Output the listing below verbatim, without images.

···

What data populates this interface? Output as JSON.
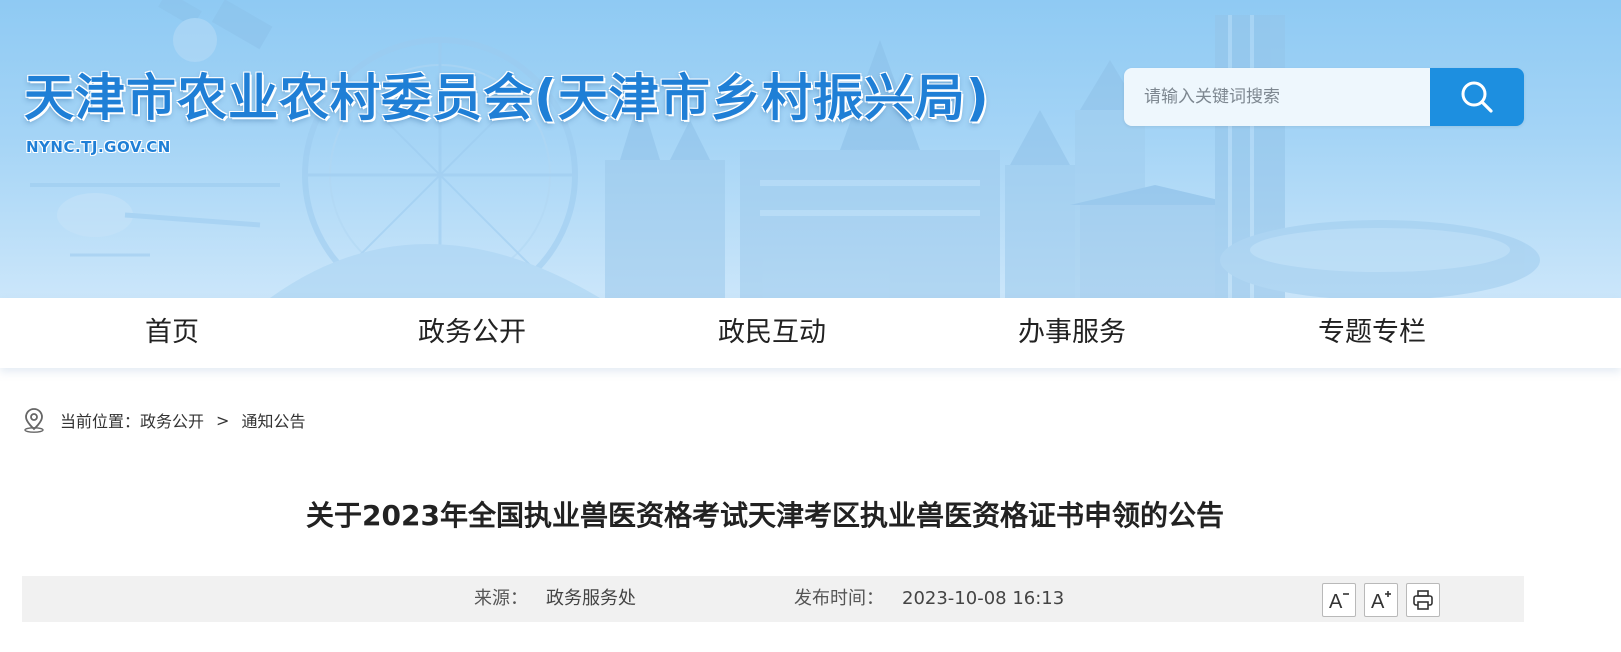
{
  "header": {
    "site_title": "天津市农业农村委员会(天津市乡村振兴局)",
    "site_domain": "NYNC.TJ.GOV.CN",
    "search": {
      "placeholder": "请输入关键词搜索",
      "value": "",
      "button_icon": "search-icon"
    }
  },
  "nav": {
    "items": [
      {
        "label": "首页"
      },
      {
        "label": "政务公开"
      },
      {
        "label": "政民互动"
      },
      {
        "label": "办事服务"
      },
      {
        "label": "专题专栏"
      }
    ]
  },
  "breadcrumb": {
    "icon": "location-pin-icon",
    "prefix": "当前位置：",
    "items": [
      {
        "label": "政务公开"
      },
      {
        "label": "通知公告"
      }
    ],
    "separator": ">"
  },
  "article": {
    "title": "关于2023年全国执业兽医资格考试天津考区执业兽医资格证书申领的公告",
    "meta": {
      "source_label": "来源：",
      "source_value": "政务服务处",
      "date_label": "发布时间：",
      "date_value": "2023-10-08 16:13"
    },
    "tools": {
      "font_decrease_icon": "font-decrease-icon",
      "font_increase_icon": "font-increase-icon",
      "print_icon": "print-icon"
    }
  },
  "colors": {
    "brand_blue": "#1f7fd6",
    "search_button": "#1d8fe0",
    "banner_sky": "#a4d4f6",
    "meta_bar_bg": "#f1f1f1"
  }
}
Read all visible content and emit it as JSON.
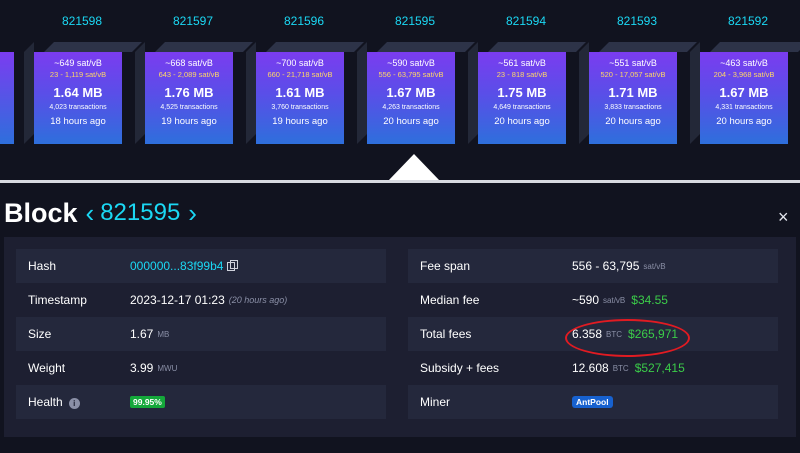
{
  "blocks": [
    {
      "height": "821598",
      "median": "~649 sat/vB",
      "range": "23 - 1,119 sat/vB",
      "size": "1.64 MB",
      "tx": "4,023 transactions",
      "time": "18 hours ago"
    },
    {
      "height": "821597",
      "median": "~668 sat/vB",
      "range": "643 - 2,089 sat/vB",
      "size": "1.76 MB",
      "tx": "4,525 transactions",
      "time": "19 hours ago"
    },
    {
      "height": "821596",
      "median": "~700 sat/vB",
      "range": "660 - 21,718 sat/vB",
      "size": "1.61 MB",
      "tx": "3,760 transactions",
      "time": "19 hours ago"
    },
    {
      "height": "821595",
      "median": "~590 sat/vB",
      "range": "556 - 63,795 sat/vB",
      "size": "1.67 MB",
      "tx": "4,263 transactions",
      "time": "20 hours ago"
    },
    {
      "height": "821594",
      "median": "~561 sat/vB",
      "range": "23 - 818 sat/vB",
      "size": "1.75 MB",
      "tx": "4,649 transactions",
      "time": "20 hours ago"
    },
    {
      "height": "821593",
      "median": "~551 sat/vB",
      "range": "520 - 17,057 sat/vB",
      "size": "1.71 MB",
      "tx": "3,833 transactions",
      "time": "20 hours ago"
    },
    {
      "height": "821592",
      "median": "~463 sat/vB",
      "range": "204 - 3,968 sat/vB",
      "size": "1.67 MB",
      "tx": "4,331 transactions",
      "time": "20 hours ago"
    }
  ],
  "header": {
    "title": "Block",
    "prev": "‹",
    "number": "821595",
    "next": "›",
    "close": "×"
  },
  "left": {
    "hash_label": "Hash",
    "hash_value": "000000...83f99b4",
    "timestamp_label": "Timestamp",
    "timestamp_value": "2023-12-17 01:23",
    "timestamp_rel": "(20 hours ago)",
    "size_label": "Size",
    "size_value": "1.67",
    "size_unit": "MB",
    "weight_label": "Weight",
    "weight_value": "3.99",
    "weight_unit": "MWU",
    "health_label": "Health",
    "health_value": "99.95%",
    "health_info": "i"
  },
  "right": {
    "feespan_label": "Fee span",
    "feespan_value": "556 - 63,795",
    "feespan_unit": "sat/vB",
    "median_label": "Median fee",
    "median_value": "~590",
    "median_unit": "sat/vB",
    "median_usd": "$34.55",
    "total_label": "Total fees",
    "total_value": "6.358",
    "total_unit": "BTC",
    "total_usd": "$265,971",
    "subsidy_label": "Subsidy + fees",
    "subsidy_value": "12.608",
    "subsidy_unit": "BTC",
    "subsidy_usd": "$527,415",
    "miner_label": "Miner",
    "miner_value": "AntPool"
  },
  "colors": {
    "accent": "#1bd8f4",
    "green": "#3bcc49",
    "highlight": "#e11b22"
  }
}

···

## The completed task
What data populates this interface? Output as JSON.
{
  "header": {
    "site_title": "天津市农业农村委员会(天津市乡村振兴局)",
    "site_domain": "NYNC.TJ.GOV.CN",
    "search": {
      "placeholder": "请输入关键词搜索",
      "value": "",
      "button_icon": "search-icon"
    }
  },
  "nav": {
    "items": [
      {
        "label": "首页"
      },
      {
        "label": "政务公开"
      },
      {
        "label": "政民互动"
      },
      {
        "label": "办事服务"
      },
      {
        "label": "专题专栏"
      }
    ]
  },
  "breadcrumb": {
    "icon": "location-pin-icon",
    "prefix": "当前位置：",
    "items": [
      {
        "label": "政务公开"
      },
      {
        "label": "通知公告"
      }
    ],
    "separator": ">"
  },
  "article": {
    "title": "关于2023年全国执业兽医资格考试天津考区执业兽医资格证书申领的公告",
    "meta": {
      "source_label": "来源：",
      "source_value": "政务服务处",
      "date_label": "发布时间：",
      "date_value": "2023-10-08 16:13"
    },
    "tools": {
      "font_decrease_icon": "font-decrease-icon",
      "font_increase_icon": "font-increase-icon",
      "print_icon": "print-icon"
    }
  },
  "colors": {
    "brand_blue": "#1f7fd6",
    "search_button": "#1d8fe0",
    "banner_sky": "#a4d4f6",
    "meta_bar_bg": "#f1f1f1"
  }
}
Read all visible content and emit it as JSON.
{
  "blocks": [
    {
      "height": "821598",
      "median": "~649 sat/vB",
      "range": "23 - 1,119 sat/vB",
      "size": "1.64 MB",
      "tx": "4,023 transactions",
      "time": "18 hours ago"
    },
    {
      "height": "821597",
      "median": "~668 sat/vB",
      "range": "643 - 2,089 sat/vB",
      "size": "1.76 MB",
      "tx": "4,525 transactions",
      "time": "19 hours ago"
    },
    {
      "height": "821596",
      "median": "~700 sat/vB",
      "range": "660 - 21,718 sat/vB",
      "size": "1.61 MB",
      "tx": "3,760 transactions",
      "time": "19 hours ago"
    },
    {
      "height": "821595",
      "median": "~590 sat/vB",
      "range": "556 - 63,795 sat/vB",
      "size": "1.67 MB",
      "tx": "4,263 transactions",
      "time": "20 hours ago"
    },
    {
      "height": "821594",
      "median": "~561 sat/vB",
      "range": "23 - 818 sat/vB",
      "size": "1.75 MB",
      "tx": "4,649 transactions",
      "time": "20 hours ago"
    },
    {
      "height": "821593",
      "median": "~551 sat/vB",
      "range": "520 - 17,057 sat/vB",
      "size": "1.71 MB",
      "tx": "3,833 transactions",
      "time": "20 hours ago"
    },
    {
      "height": "821592",
      "median": "~463 sat/vB",
      "range": "204 - 3,968 sat/vB",
      "size": "1.67 MB",
      "tx": "4,331 transactions",
      "time": "20 hours ago"
    }
  ],
  "header": {
    "title": "Block",
    "prev": "‹",
    "number": "821595",
    "next": "›",
    "close": "×"
  },
  "left": {
    "hash_label": "Hash",
    "hash_value": "000000...83f99b4",
    "timestamp_label": "Timestamp",
    "timestamp_value": "2023-12-17 01:23",
    "timestamp_rel": "(20 hours ago)",
    "size_label": "Size",
    "size_value": "1.67",
    "size_unit": "MB",
    "weight_label": "Weight",
    "weight_value": "3.99",
    "weight_unit": "MWU",
    "health_label": "Health",
    "health_value": "99.95%",
    "health_info": "i"
  },
  "right": {
    "feespan_label": "Fee span",
    "feespan_value": "556 - 63,795",
    "feespan_unit": "sat/vB",
    "median_label": "Median fee",
    "median_value": "~590",
    "median_unit": "sat/vB",
    "median_usd": "$34.55",
    "total_label": "Total fees",
    "total_value": "6.358",
    "total_unit": "BTC",
    "total_usd": "$265,971",
    "subsidy_label": "Subsidy + fees",
    "subsidy_value": "12.608",
    "subsidy_unit": "BTC",
    "subsidy_usd": "$527,415",
    "miner_label": "Miner",
    "miner_value": "AntPool"
  },
  "colors": {
    "accent": "#1bd8f4",
    "green": "#3bcc49",
    "highlight": "#e11b22"
  }
}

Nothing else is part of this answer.